The time of year will suit Cahill’s approach too. One suspects that the team that lifts the Liam McCarthy Cup in the build up to Christmas will be the one who has brought the most to the inevitable trench warfare that is about to ensue.
Make no mistake, ladies and gentlemen, all notions we have re championship hurling can be ripped up and thrown out the window - for this year anyway.
We are going to get no long summer evenings, fast ground, or Munster Championship sunburns this year. This championship is going to resemble league hurling.
We have to expect poor conditions, cold, wet weather, muddy pitches, heavy ball and so on.
Therefore, with that in mind, teams probably have to start thinking very differently about the way they are going to hurl for the remainder of the year. There is no point in picking the light speedy lads that you may have earmarked for this summer.
It will be Halloween hurling, after all, things are going to go bump in the night, and managers have to select teams that can stand up to the inevitable physicality that this is going to bring.

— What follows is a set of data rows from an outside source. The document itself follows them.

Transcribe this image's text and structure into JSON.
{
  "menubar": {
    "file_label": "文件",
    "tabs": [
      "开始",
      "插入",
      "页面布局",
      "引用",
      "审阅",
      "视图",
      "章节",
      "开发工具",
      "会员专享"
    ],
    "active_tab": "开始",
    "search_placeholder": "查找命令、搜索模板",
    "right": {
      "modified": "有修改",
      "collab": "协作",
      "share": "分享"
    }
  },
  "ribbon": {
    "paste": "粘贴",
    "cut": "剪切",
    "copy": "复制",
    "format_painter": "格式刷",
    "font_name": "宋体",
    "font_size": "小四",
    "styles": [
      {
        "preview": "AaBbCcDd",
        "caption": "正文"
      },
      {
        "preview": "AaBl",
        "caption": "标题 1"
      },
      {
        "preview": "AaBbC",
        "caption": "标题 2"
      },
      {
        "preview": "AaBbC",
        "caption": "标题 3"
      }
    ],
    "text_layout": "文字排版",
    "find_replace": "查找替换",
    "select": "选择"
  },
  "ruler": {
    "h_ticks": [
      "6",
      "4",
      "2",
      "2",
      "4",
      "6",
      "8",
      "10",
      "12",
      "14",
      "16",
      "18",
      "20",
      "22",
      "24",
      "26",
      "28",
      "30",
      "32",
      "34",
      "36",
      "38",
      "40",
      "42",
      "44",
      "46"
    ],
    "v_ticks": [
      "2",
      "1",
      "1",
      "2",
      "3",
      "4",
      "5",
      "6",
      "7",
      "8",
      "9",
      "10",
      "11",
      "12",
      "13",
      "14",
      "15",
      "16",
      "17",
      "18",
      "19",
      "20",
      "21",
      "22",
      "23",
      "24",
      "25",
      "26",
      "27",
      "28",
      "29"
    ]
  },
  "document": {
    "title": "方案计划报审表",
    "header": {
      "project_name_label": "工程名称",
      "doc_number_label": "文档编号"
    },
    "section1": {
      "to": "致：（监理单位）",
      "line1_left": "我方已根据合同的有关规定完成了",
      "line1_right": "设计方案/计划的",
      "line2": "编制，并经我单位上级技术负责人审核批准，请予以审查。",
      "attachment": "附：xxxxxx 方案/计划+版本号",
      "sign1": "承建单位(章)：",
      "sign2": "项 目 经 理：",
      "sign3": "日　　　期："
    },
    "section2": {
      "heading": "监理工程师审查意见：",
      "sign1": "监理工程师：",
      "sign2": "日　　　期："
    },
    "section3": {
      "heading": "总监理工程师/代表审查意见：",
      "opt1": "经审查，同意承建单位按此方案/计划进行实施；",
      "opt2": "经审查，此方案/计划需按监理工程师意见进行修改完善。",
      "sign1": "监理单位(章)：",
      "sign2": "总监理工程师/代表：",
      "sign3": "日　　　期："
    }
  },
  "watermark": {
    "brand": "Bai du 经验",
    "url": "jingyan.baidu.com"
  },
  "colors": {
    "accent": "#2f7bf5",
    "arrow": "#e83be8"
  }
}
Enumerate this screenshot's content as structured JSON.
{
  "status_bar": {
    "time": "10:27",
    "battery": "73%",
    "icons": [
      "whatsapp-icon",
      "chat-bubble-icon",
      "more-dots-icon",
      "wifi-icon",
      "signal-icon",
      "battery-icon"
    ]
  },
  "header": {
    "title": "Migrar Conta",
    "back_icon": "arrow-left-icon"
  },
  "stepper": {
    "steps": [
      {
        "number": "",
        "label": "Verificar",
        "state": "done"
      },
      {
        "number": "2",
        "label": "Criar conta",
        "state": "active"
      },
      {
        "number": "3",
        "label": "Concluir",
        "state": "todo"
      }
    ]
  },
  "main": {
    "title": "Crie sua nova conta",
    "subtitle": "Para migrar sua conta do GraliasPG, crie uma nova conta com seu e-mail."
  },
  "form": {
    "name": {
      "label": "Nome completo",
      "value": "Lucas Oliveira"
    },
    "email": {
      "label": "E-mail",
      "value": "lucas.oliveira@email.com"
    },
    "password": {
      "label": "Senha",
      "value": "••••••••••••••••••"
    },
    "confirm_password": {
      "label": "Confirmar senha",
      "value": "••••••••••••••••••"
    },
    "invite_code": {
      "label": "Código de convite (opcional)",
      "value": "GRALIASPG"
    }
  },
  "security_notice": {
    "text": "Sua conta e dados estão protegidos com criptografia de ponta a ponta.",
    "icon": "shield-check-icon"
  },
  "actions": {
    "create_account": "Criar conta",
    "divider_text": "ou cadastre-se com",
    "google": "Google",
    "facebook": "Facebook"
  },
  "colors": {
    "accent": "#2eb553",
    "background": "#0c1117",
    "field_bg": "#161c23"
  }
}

Any hurler with a decent Fitzgibbon Cup campaign in the last few years has to come into consideration straight away. For Cork, Chris O’Leary, Niall O’Leary, Robert Downey and Shane Kingston impressed in UCC’s last two winter wins, so those showings should stand to them.
Tim O’Mahony, meanwhile, impressed for Mary I in the competition too.
These are the types of form that the Cork management need to look at going forward.
Cork and Limerick would be the main exponents of trying to play through the lines, but hurling at the back end of the year would not be conducive to such an approach.
Cork will probably have to get much more direct in their hurling if they wish to prevail this year, and with that in mind, they will have to tailor their selections accordingly.
The aforementioned O’Mahony should certainly be guaranteed a starting spot in this new approach, and not in defence either. That ship has sailed. Midfield, half-forward, or even spells at full-forward.
That is where the Newtown man needs to be deployed.
Declan Dalton would also appear suited to this kind of hurling.
Doubts persist over his ‘lack of pace’, but in winter pace is not that important.
Cork certainly have quicker forwards, but these forwards could go missing in a dogfight and may not be suited to what is coming down the tracks. In reality, the likelihood is that a lot of the championship matches that we are going to see this year will see huge congestion in the middle third.
The likes of Kilkenny, Wexford and Limerick will relish the hunting grounds that this type of hurling throws up. Cork must adapt their game to be able to complete in such tight surrounds.
If that means that the Cork management have to rethink the type of player they are going to select against Waterford then so be it.